There is no reason to narrowly restrict participation in custodial proceedings. Indeed, our case law and the legislature's pronouncements indicate that the interests of the child are best served when those interested in the child are permitted to assert that interest. The question of who should have custody of the child is too important to exclude participants on narrowly drawn technical grounds, as did the court of appeals. Those who have legal or personal connections with the child should not be precluded from being heard on best interests. Of course, granting Schoolcraft a hearing on best interests does not mean that he has any presumption of entitlement of custody. The court still must determine what custody arrangement would serve the best interests of J.W.F. and act accordingly. Utah Code Ann. § 78-3a-39(13)(b) (Supp. 1990); accord Kishpaugh v. Kishpaugh, 745 P.2d 1248, 1250-51 (Utah 1987); Hutchison, 649 P.2d at 40; Gribble, 583 P.2d at 66.

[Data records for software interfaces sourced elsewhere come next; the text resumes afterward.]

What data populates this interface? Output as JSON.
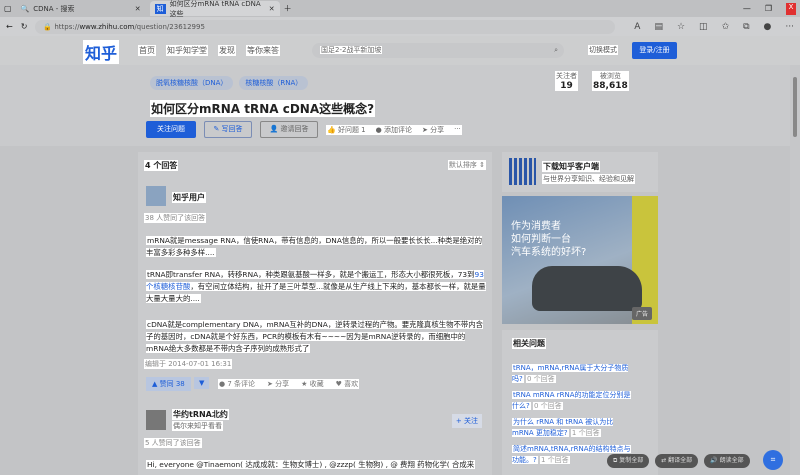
{
  "browser": {
    "tabs": [
      {
        "title": "CDNA - 搜索",
        "active": false
      },
      {
        "title": "如何区分mRNA tRNA cDNA这些",
        "active": true
      }
    ],
    "url_prefix": "https://",
    "url_host": "www.zhihu.com",
    "url_path": "/question/23612995"
  },
  "header": {
    "logo": "知乎",
    "nav": [
      "首页",
      "知乎知学堂",
      "发现",
      "等你来答"
    ],
    "search_placeholder": "国足2-2战平新加坡",
    "mode": "切换模式",
    "login": "登录/注册"
  },
  "question": {
    "topics": [
      "脱氧核糖核酸（DNA）",
      "核糖核酸（RNA）"
    ],
    "title": "如何区分mRNA tRNA cDNA这些概念?",
    "follow": "关注问题",
    "write": "写回答",
    "invite": "邀请回答",
    "good": "好问题 1",
    "comment": "添加评论",
    "share": "分享",
    "more": "···",
    "followers_label": "关注者",
    "followers": "19",
    "views_label": "被浏览",
    "views": "88,618"
  },
  "answers": {
    "count": "4 个回答",
    "sort": "默认排序",
    "a1": {
      "author": "知乎用户",
      "votes_text": "38 人赞同了该回答",
      "p1": "mRNA就是message RNA，信使RNA，带有信息的，DNA信息的，所以一般要长长长...种类是绝对的丰富多彩多种多样....",
      "p2a": "tRNA即transfer RNA，转移RNA，种类跟氨基酸一样多，就是个搬运工，形态大小都很死板，73到",
      "p2link": "93个核糖核苷酸",
      "p2b": "，有空间立体结构，扯开了是三叶草型...就像是从生产线上下来的，基本都长一样，就是量大量大量大的....",
      "p3": "cDNA就是complementary DNA，mRNA互补的DNA，逆转录过程的产物。要克隆真核生物不带内含子的基因时，cDNA就是个好东西，PCR的模板有木有~~~~因为是mRNA逆转录的，而细胞中的mRNA绝大多数都是不带内含子序列的成熟形式了",
      "edited": "编辑于 2014-07-01 16:31",
      "upvote": "▲ 赞同 38",
      "comments": "7 条评论",
      "share": "分享",
      "collect": "收藏",
      "like": "喜欢"
    },
    "a2": {
      "author": "华约tRNA北约",
      "bio": "偶尔来知乎看看",
      "follow": "+ 关注",
      "votes_text": "5 人赞同了该回答",
      "p1": "Hi, everyone @Tinaemon( 达成成就：生物女博士) , @zzzp( 生物狗) , @ 费翔 药物化学( 合成来"
    }
  },
  "sidebar": {
    "app_title": "下载知乎客户端",
    "app_sub": "与世界分享知识、经验和见解",
    "ad_text": [
      "作为消费者",
      "如何判断一台",
      "汽车系统的好坏?"
    ],
    "ad_tag": "广告",
    "related_title": "相关问题",
    "related": [
      {
        "q": "tRNA，mRNA,rRNA属于大分子物质吗?",
        "n": "0 个回答"
      },
      {
        "q": "tRNA mRNA rRNA的功能定位分别是什么?",
        "n": "0 个回答"
      },
      {
        "q": "为什么 rRNA 和 tRNA 被认为比 mRNA 更加稳定?",
        "n": "1 个回答"
      },
      {
        "q": "简述mRNA,tRNA,rRNA的结构特点与功能。?",
        "n": "1 个回答"
      }
    ]
  },
  "floatbar": {
    "copy": "复制全部",
    "translate": "翻译全部",
    "read": "朗读全部"
  }
}
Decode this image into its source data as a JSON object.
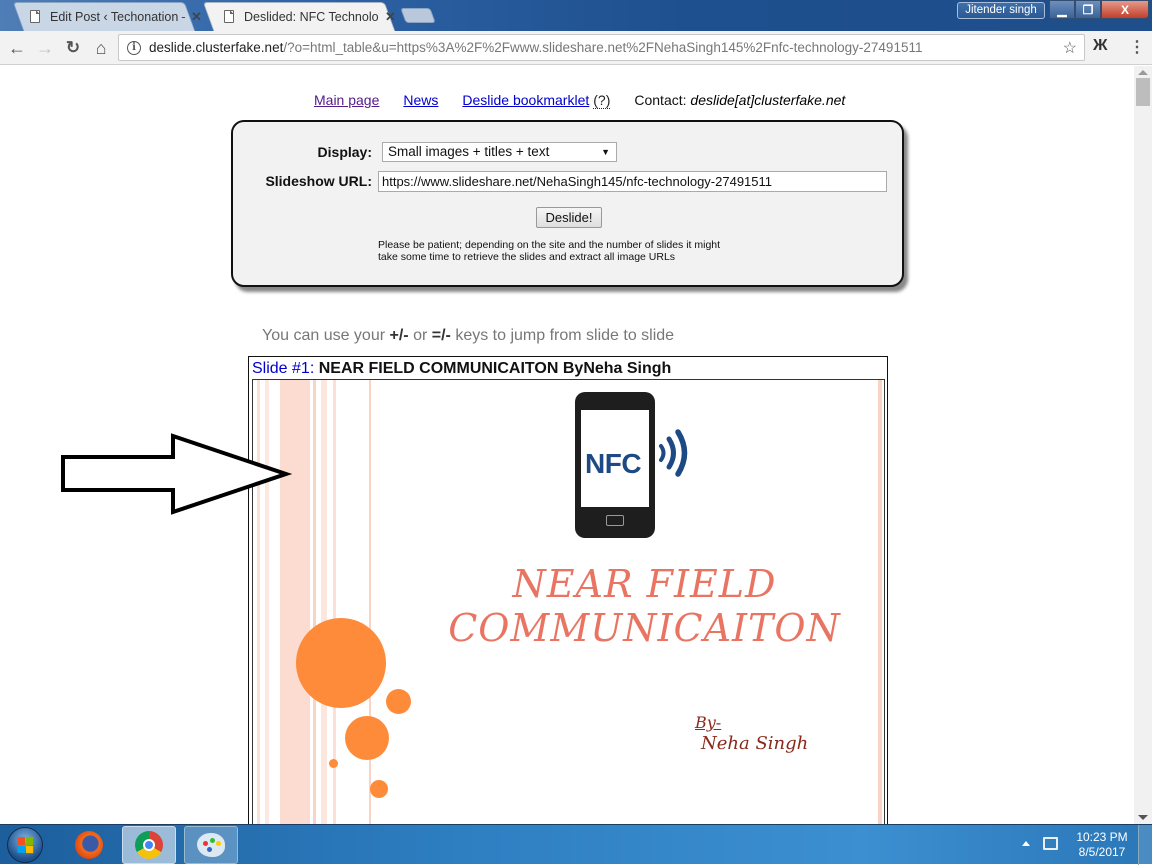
{
  "browser": {
    "tabs": [
      {
        "title": "Edit Post ‹ Techonation –",
        "active": false,
        "close_glyph": "✕"
      },
      {
        "title": "Deslided: NFC Technolog",
        "active": true,
        "close_glyph": "✕"
      }
    ],
    "profile_name": "Jitender singh",
    "window_controls": {
      "minimize": "▁",
      "maximize": "❐",
      "close": "X"
    },
    "nav": {
      "back": "←",
      "forward": "→",
      "reload": "↻",
      "home": "⌂"
    },
    "address_bar": {
      "info_glyph": "i",
      "host": "deslide.clusterfake.net",
      "rest": "/?o=html_table&u=https%3A%2F%2Fwww.slideshare.net%2FNehaSingh145%2Fnfc-technology-27491511"
    },
    "bookmark_glyph": "☆",
    "extension_glyph": "Ж",
    "menu_glyph": "⋮"
  },
  "page": {
    "nav_links": {
      "main_page": "Main page",
      "news": "News",
      "bookmarklet": "Deslide bookmarklet",
      "help": "(?)",
      "contact_label": "Contact:",
      "contact_email": "deslide[at]clusterfake.net"
    },
    "form": {
      "display_label": "Display:",
      "display_selected": "Small images + titles + text",
      "select_arrow": "▼",
      "url_label": "Slideshow URL:",
      "url_value": "https://www.slideshare.net/NehaSingh145/nfc-technology-27491511",
      "submit_label": "Deslide!",
      "note_line1": "Please be patient; depending on the site and the number of slides it might",
      "note_line2": "take some time to retrieve the slides and extract all image URLs"
    },
    "hint": {
      "prefix": "You can use your ",
      "key1": "+/-",
      "middle": " or ",
      "key2": "=/-",
      "suffix": " keys to jump from slide to slide"
    },
    "slide": {
      "number_label": "Slide #1:",
      "title": "NEAR FIELD COMMUNICAITON ByNeha Singh",
      "image": {
        "badge_text": "NFC",
        "heading_line1": "NEAR FIELD",
        "heading_line2": "COMMUNICAITON",
        "by_text": "By-",
        "author": "Neha Singh",
        "accent_color": "#e97461",
        "circle_color": "#fd8b3a",
        "stripe_color": "#fbd7cb"
      }
    }
  },
  "annotation": {
    "arrow_direction": "right"
  },
  "taskbar": {
    "apps": [
      "Start",
      "Firefox",
      "Chrome",
      "Paint"
    ],
    "clock_time": "10:23 PM",
    "clock_date": "8/5/2017"
  }
}
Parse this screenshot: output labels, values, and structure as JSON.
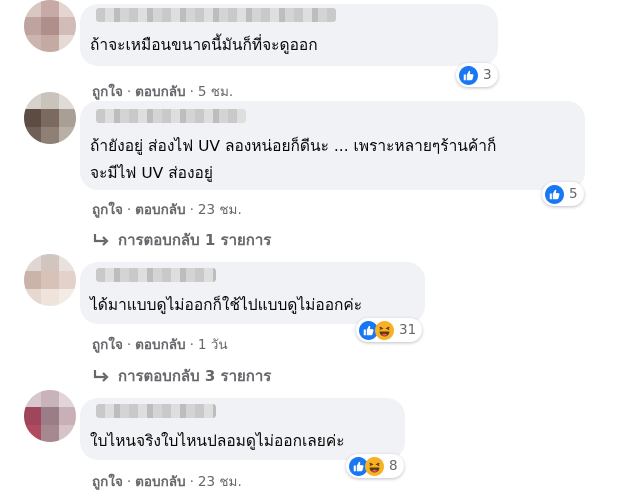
{
  "comments": [
    {
      "text": [
        "ถ้าจะเหมือนขนาดนี้มันก็ที่จะดูออก"
      ],
      "meta": {
        "like": "ถูกใจ",
        "reply": "ตอบกลับ",
        "time": "5 ชม."
      },
      "reaction_count": "3",
      "reactions": [
        "like-icon"
      ]
    },
    {
      "text": [
        "ถ้ายังอยู่ ส่องไฟ UV ลองหน่อยก็ดีนะ ... เพราะหลายๆร้านค้าก็",
        "จะมีไฟ UV ส่องอยู่"
      ],
      "meta": {
        "like": "ถูกใจ",
        "reply": "ตอบกลับ",
        "time": "23 ชม."
      },
      "reaction_count": "5",
      "reactions": [
        "like-icon"
      ],
      "replies_label": "การตอบกลับ 1 รายการ"
    },
    {
      "text": [
        "ได้มาแบบดูไม่ออกก็ใช้ไปแบบดูไม่ออกค่ะ"
      ],
      "meta": {
        "like": "ถูกใจ",
        "reply": "ตอบกลับ",
        "time": "1 วัน"
      },
      "reaction_count": "31",
      "reactions": [
        "like-icon",
        "haha-icon"
      ],
      "replies_label": "การตอบกลับ 3 รายการ"
    },
    {
      "text": [
        "ใบไหนจริงใบไหนปลอมดูไม่ออกเลยค่ะ"
      ],
      "meta": {
        "like": "ถูกใจ",
        "reply": "ตอบกลับ",
        "time": "23 ชม."
      },
      "reaction_count": "8",
      "reactions": [
        "like-icon",
        "haha-icon"
      ]
    }
  ],
  "colors": {
    "bubble": "#f0f2f5",
    "meta_text": "#65676b",
    "like_blue": "#1877f2",
    "haha_yellow": "#f7b125"
  }
}
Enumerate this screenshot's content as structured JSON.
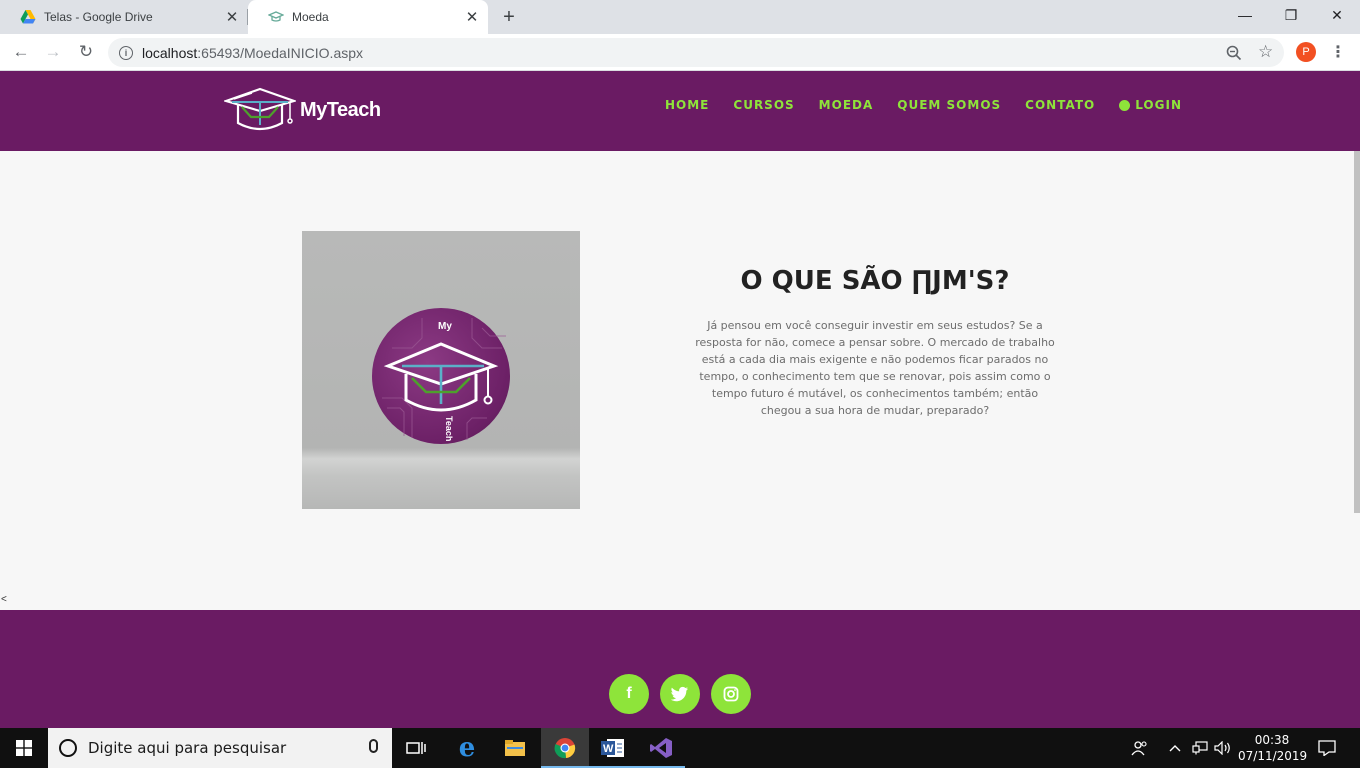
{
  "browser": {
    "tabs": [
      {
        "title": "Telas - Google Drive",
        "icon": "google-drive-icon"
      },
      {
        "title": "Moeda",
        "icon": "graduation-cap-icon"
      }
    ],
    "url_host": "localhost",
    "url_path": ":65493/MoedaINICIO.aspx",
    "profile_initial": "P"
  },
  "site": {
    "brand": "MyTeach",
    "nav": [
      {
        "label": "HOME"
      },
      {
        "label": "CURSOS"
      },
      {
        "label": "MOEDA"
      },
      {
        "label": "QUEM SOMOS"
      },
      {
        "label": "CONTATO"
      },
      {
        "label": "LOGIN",
        "icon": "user-circle-icon"
      }
    ],
    "accent_color": "#8ee43a",
    "brand_color": "#6a1b63",
    "coin": {
      "top_text": "My",
      "bottom_text": "Teach"
    },
    "content": {
      "title": "O QUE SÃO ∏JM'S?",
      "text": "Já pensou em você conseguir investir em seus estudos? Se a resposta for não, comece a pensar sobre. O mercado de trabalho está a cada dia mais exigente e não podemos ficar parados no tempo, o conhecimento tem que se renovar, pois assim como o tempo futuro é mutável, os conhecimentos também; então chegou a sua hora de mudar, preparado?"
    },
    "stray_text": "<",
    "social": [
      {
        "icon": "facebook-icon",
        "glyph": "f"
      },
      {
        "icon": "twitter-icon",
        "glyph": ""
      },
      {
        "icon": "instagram-icon",
        "glyph": ""
      }
    ]
  },
  "taskbar": {
    "search_placeholder": "Digite aqui para pesquisar",
    "time": "00:38",
    "date": "07/11/2019"
  }
}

Schoolcraft raises two other issues: whether the presumption of paternity is irrebuttable and whether the juvenile court had jurisdiction to determine the issue of Schoolcraft's paternity. Both of these issues have been addressed adequately by the court of appeals and will not be discussed here. In re J.W.F., 763 P.2d 1217, 1219-22 (Utah Ct.App. 1988).

The court of appeals' decision is reversed insofar as it states that Schoolcraft has no standing to petition for custody of J.W.F. We remand for a hearing to determine whether it would be in the best interest of J.W.F. for Schoolcraft to have custody.

HALL, C.J., HOWE, Associate C.J., and STEWART and DURHAM, JJ., concur.


[1] Three Utah cases dealing with standing to challenge a child's legitimacy are consistent with this approach. In Teece v. Teece, 715 P.2d 106 (Utah 1986), Roods v. Roods, 645 P.2d 640 (Utah 1982), and Lopes v. Lopes, 30 Utah 2d 393, 518 P.2d 687 (1974), the court allowed both the husband and the wife to challenge the presumption of legitimacy, but in each of these cases, no reason existed to deny them standing because the stability of their marriage had already been shaken.

[2] Goodright v. Moss, 2 Cowp. 591, 98 Eng.Reprint 1257 (1777), wherein Lord Mansfield said: "[I]t is a rule founded in decency, morality, and policy that they [husband and wife] should not be permitted to say after marriage that the offspring is spurious."

[3] See Note, J.W.F. v. Schoolcraft: The Husband's Rights to His Wife's Illegitimate Child Under Utah Law, 1989 B.Y.U.L.Rev. 955, for a reflective and instructive analysis of court of appeals' decision.

[4] In addition, it is conceivable that persons who are not related by blood or marriage, although not presumptively entitled to standing, could show that they had a relationship with the child that would warrant a grant of standing. We have no such situation before us today.

[5] The court in Gribble actually required that the stepparent stand in loco parentis to the child before he would be granted a hearing. The court was interpreting Utah Code Ann. § 30-3-5 (1953), as amended, which stated that, "visitation rights of parents, grandparents and other relatives shall take into consideration the welfare of the child." The court said that in order for a stepparent to get visitation rights, he must, therefore, "stand in the relationship of parent, grandparent, or other relative to this child." Gribble, 583 P.2d at 66. The court indicated that if Utah had a statutory provision obligating the stepparent to support the child, the stepparent would have the same status as a parent or at least a relative and would be entitled to a hearing on visitation. However, because no such statute existed at the time, the court required the stepparent to stand in loco parentis to the child.

Utah has since enacted the Uniform Civil Liability for Support Act, section 78-45-4.1, which requires a stepparent to support his or her spouse's children. See Utah Code Ann. § 78-45-4.1 (1987). According to the court's rationale, then, a stepparent, regardless of whether he or she stands in loco parentis to the child, is to be treated as a relative of the child and is entitled to a hearing to determine whether it would be in the best interests of the child to grant the stepparent visitation rights.